Christians, then, may certainly commend a law as good or condemn it as evil. They may declare it consistent or inconsistent with the faith. But not even a good law may be simply identified with the faith; Christians must not speak of a tax code, marriage ordinance, or welfare policy as Christian no matter how much, or even how rightly, they desire its enactment or preservation. That predicate has been preempted by the law of God. The civil law will be Christian—if it still exists at all—only when Christ himself has returned to rule: not when a coalition of religious conservatives has got itself elected. -- J. Budziszewski
"The Christian conception of marriage is one: the other is the quite different question-how far Christians, if they are voters or Members of Parliament, ought to try to force their views of marriage on the rest of the community by embodying them in the divorce laws. A great many people seem to think that if you are a Christian yourself you should try to make divorce difficult for every one . . . the Churches should frankly recognise that the majority of the British people are not Christians and, therefore, cannot be expected to live Christian lives. There ought to be two distinct kinds of marriage: one governed by the State with rules enforced on all citizens, the other governed by the Church with rules enforced by her on her own members. The distinction ought to be quite sharp, so that a man knows which couples are married in a Christian sense and which are not. " -- Mere ChristianityMoralism denies the freedom we have in Christ (see pretty much all of Romans again) to those who do not know Christ. While, as Paul says, all things are legal for us (even if they are not good) - the moralist tells folks that God restricts their freedom even if they are not Christians. This is the type of religion Christ accused the Pharisees of loading down people with:
Luke 11:46 But Jesus replied, “Woe to you experts in religious law as well! You load people down with burdens difficult to bear, yet you yourselves refuse to touch the burdens with even one of your fingers!Again, this is a condemnation of hypocrisy - but there is little difference in expecting someone to carry a burden that you should, but will not, carry; and telling them they are expected to carry one that you know you are not required to carry at all. Indeed, the latter is exactly anti-Gospel.

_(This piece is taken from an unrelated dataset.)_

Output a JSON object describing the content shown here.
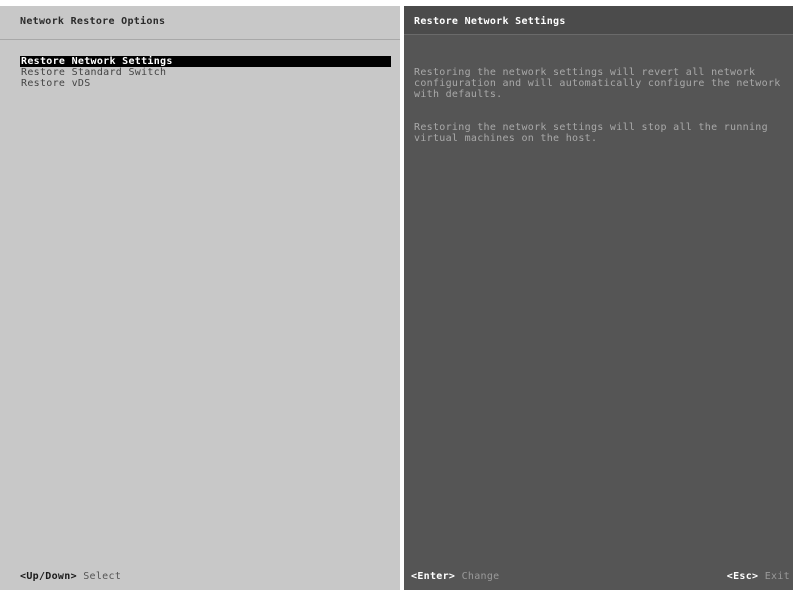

If the Good News is that God's Grace saves us even though we are sinners, why would we attempt to impose religious requirements on folks who have the same grace available to them - especially before they are even part of the Body of Christ?

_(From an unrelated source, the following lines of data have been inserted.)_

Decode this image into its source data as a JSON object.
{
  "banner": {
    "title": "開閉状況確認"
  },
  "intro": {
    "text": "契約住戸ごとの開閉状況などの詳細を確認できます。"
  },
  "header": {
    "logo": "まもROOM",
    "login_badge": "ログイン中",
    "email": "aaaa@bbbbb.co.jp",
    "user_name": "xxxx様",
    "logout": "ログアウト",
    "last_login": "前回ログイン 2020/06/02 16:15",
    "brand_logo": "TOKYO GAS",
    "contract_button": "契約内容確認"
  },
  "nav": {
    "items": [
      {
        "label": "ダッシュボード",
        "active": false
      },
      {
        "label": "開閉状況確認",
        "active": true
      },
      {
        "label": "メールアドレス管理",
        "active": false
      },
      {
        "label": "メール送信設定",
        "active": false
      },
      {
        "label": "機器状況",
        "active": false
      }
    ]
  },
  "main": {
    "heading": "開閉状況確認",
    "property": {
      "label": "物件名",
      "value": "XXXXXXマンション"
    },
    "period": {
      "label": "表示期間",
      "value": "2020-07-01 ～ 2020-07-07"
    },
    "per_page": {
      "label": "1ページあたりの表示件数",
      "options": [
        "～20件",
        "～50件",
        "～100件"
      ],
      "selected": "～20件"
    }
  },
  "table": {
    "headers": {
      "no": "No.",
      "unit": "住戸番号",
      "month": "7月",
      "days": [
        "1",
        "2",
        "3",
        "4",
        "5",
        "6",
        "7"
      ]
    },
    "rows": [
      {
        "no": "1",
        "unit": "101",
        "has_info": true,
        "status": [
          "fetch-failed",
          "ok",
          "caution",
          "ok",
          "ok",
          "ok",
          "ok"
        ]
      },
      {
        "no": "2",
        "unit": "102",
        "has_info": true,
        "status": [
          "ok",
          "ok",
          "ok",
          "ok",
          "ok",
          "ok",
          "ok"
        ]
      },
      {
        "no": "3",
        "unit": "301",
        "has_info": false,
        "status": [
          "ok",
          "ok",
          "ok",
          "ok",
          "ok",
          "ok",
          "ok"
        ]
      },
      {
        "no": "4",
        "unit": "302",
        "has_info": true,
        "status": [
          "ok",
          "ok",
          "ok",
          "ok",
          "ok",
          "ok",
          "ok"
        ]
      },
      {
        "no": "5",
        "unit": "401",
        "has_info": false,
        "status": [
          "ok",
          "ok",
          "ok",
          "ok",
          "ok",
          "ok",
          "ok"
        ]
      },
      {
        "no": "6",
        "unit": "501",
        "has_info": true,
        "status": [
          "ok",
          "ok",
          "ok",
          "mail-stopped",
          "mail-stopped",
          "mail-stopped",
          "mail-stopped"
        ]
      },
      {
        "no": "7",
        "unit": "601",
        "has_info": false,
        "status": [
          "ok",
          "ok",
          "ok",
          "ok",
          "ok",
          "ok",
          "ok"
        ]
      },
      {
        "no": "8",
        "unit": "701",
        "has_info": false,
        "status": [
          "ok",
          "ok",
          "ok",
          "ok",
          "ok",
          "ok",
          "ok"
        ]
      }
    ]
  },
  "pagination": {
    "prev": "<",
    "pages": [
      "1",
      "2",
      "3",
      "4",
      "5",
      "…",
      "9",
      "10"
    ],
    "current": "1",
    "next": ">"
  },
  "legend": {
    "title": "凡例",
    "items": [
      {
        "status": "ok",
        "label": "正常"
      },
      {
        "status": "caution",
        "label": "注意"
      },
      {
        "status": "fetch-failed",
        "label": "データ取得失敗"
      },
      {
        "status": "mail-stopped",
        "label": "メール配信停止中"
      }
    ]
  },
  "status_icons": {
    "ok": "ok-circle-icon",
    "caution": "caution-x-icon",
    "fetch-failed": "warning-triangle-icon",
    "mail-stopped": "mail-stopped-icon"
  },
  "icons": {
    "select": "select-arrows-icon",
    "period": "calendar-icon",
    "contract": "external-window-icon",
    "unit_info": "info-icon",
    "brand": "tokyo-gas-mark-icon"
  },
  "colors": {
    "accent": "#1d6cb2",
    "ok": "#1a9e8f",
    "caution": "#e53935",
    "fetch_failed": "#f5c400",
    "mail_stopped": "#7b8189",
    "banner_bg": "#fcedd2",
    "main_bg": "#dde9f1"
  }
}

As mentioned under point 1 -- and will probably be mentioned under every point -- it is incumbant upon Christians to work for right order and justice in the society in which we live. However, our duties to the Body of Christ, the Great Commission, and the Kingdom of God trump our requirements as Christian citizens of a nation state.